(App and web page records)
◇ ◇ ◇ ◇ ◇

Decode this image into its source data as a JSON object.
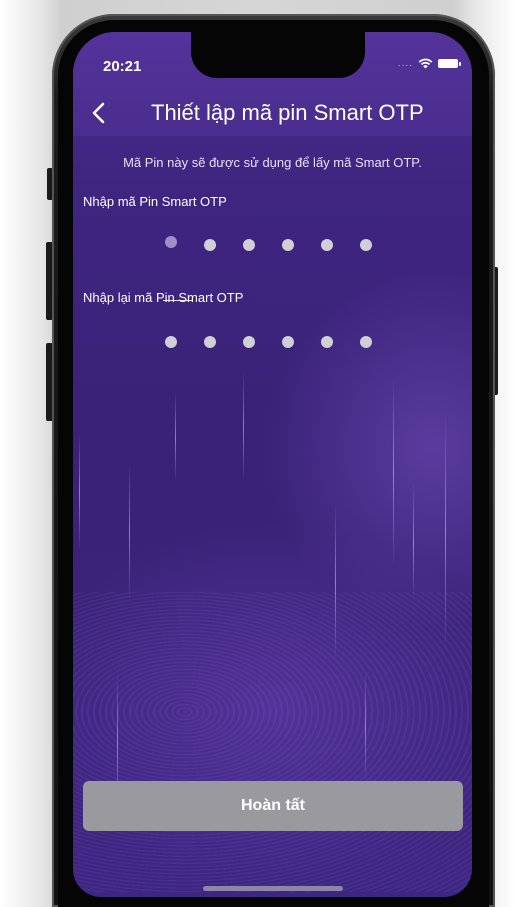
{
  "status_bar": {
    "time": "20:21",
    "signal_dots": "....",
    "wifi_icon": "wifi-icon",
    "battery_icon": "battery-icon"
  },
  "header": {
    "back_icon": "chevron-left-icon",
    "title": "Thiết lập mã pin Smart OTP"
  },
  "description": "Mã Pin này sẽ được sử dụng để lấy mã Smart OTP.",
  "pin_entry": {
    "label": "Nhập mã Pin Smart OTP",
    "digits": 6,
    "active_index": 0
  },
  "pin_confirm": {
    "label": "Nhập lại mã Pin Smart OTP",
    "digits": 6
  },
  "done_button": {
    "label": "Hoàn tất"
  },
  "colors": {
    "background": "#3b2379",
    "header": "#4a2d8e",
    "button": "#9a9a9e",
    "pin_dot": "#cfcfd6",
    "pin_dot_active": "#9f8fc8"
  }
}
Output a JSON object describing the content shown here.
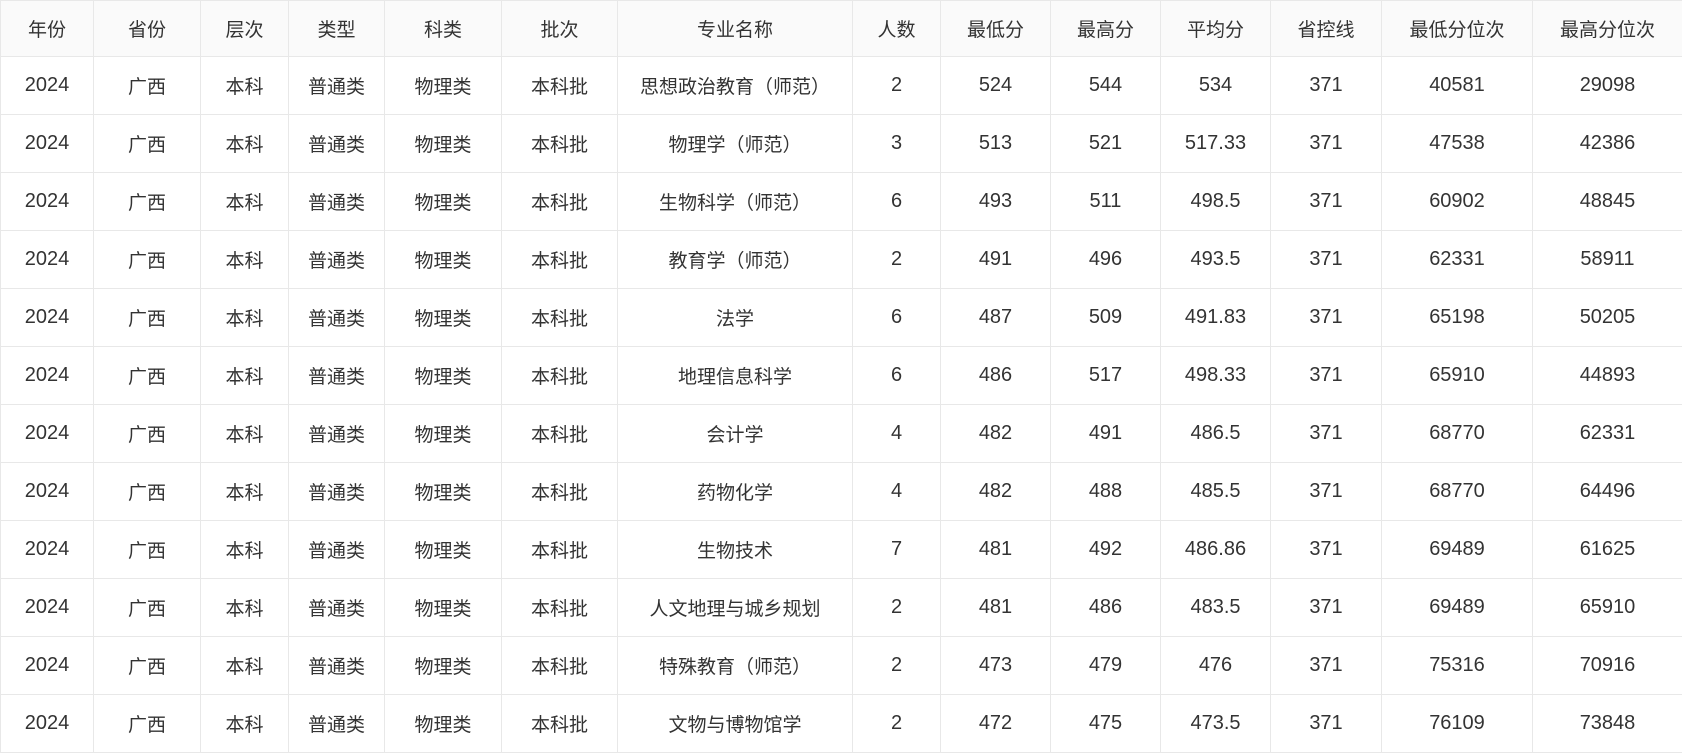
{
  "table": {
    "headers": [
      "年份",
      "省份",
      "层次",
      "类型",
      "科类",
      "批次",
      "专业名称",
      "人数",
      "最低分",
      "最高分",
      "平均分",
      "省控线",
      "最低分位次",
      "最高分位次"
    ],
    "rows": [
      [
        "2024",
        "广西",
        "本科",
        "普通类",
        "物理类",
        "本科批",
        "思想政治教育（师范）",
        "2",
        "524",
        "544",
        "534",
        "371",
        "40581",
        "29098"
      ],
      [
        "2024",
        "广西",
        "本科",
        "普通类",
        "物理类",
        "本科批",
        "物理学（师范）",
        "3",
        "513",
        "521",
        "517.33",
        "371",
        "47538",
        "42386"
      ],
      [
        "2024",
        "广西",
        "本科",
        "普通类",
        "物理类",
        "本科批",
        "生物科学（师范）",
        "6",
        "493",
        "511",
        "498.5",
        "371",
        "60902",
        "48845"
      ],
      [
        "2024",
        "广西",
        "本科",
        "普通类",
        "物理类",
        "本科批",
        "教育学（师范）",
        "2",
        "491",
        "496",
        "493.5",
        "371",
        "62331",
        "58911"
      ],
      [
        "2024",
        "广西",
        "本科",
        "普通类",
        "物理类",
        "本科批",
        "法学",
        "6",
        "487",
        "509",
        "491.83",
        "371",
        "65198",
        "50205"
      ],
      [
        "2024",
        "广西",
        "本科",
        "普通类",
        "物理类",
        "本科批",
        "地理信息科学",
        "6",
        "486",
        "517",
        "498.33",
        "371",
        "65910",
        "44893"
      ],
      [
        "2024",
        "广西",
        "本科",
        "普通类",
        "物理类",
        "本科批",
        "会计学",
        "4",
        "482",
        "491",
        "486.5",
        "371",
        "68770",
        "62331"
      ],
      [
        "2024",
        "广西",
        "本科",
        "普通类",
        "物理类",
        "本科批",
        "药物化学",
        "4",
        "482",
        "488",
        "485.5",
        "371",
        "68770",
        "64496"
      ],
      [
        "2024",
        "广西",
        "本科",
        "普通类",
        "物理类",
        "本科批",
        "生物技术",
        "7",
        "481",
        "492",
        "486.86",
        "371",
        "69489",
        "61625"
      ],
      [
        "2024",
        "广西",
        "本科",
        "普通类",
        "物理类",
        "本科批",
        "人文地理与城乡规划",
        "2",
        "481",
        "486",
        "483.5",
        "371",
        "69489",
        "65910"
      ],
      [
        "2024",
        "广西",
        "本科",
        "普通类",
        "物理类",
        "本科批",
        "特殊教育（师范）",
        "2",
        "473",
        "479",
        "476",
        "371",
        "75316",
        "70916"
      ],
      [
        "2024",
        "广西",
        "本科",
        "普通类",
        "物理类",
        "本科批",
        "文物与博物馆学",
        "2",
        "472",
        "475",
        "473.5",
        "371",
        "76109",
        "73848"
      ]
    ]
  }
}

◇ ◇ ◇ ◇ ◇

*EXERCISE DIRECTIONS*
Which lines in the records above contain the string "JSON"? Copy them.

*RESULT OF THE EXERCISE*
Decode this image into its source data as a JSON object.
Output a JSON object describing the content shown here.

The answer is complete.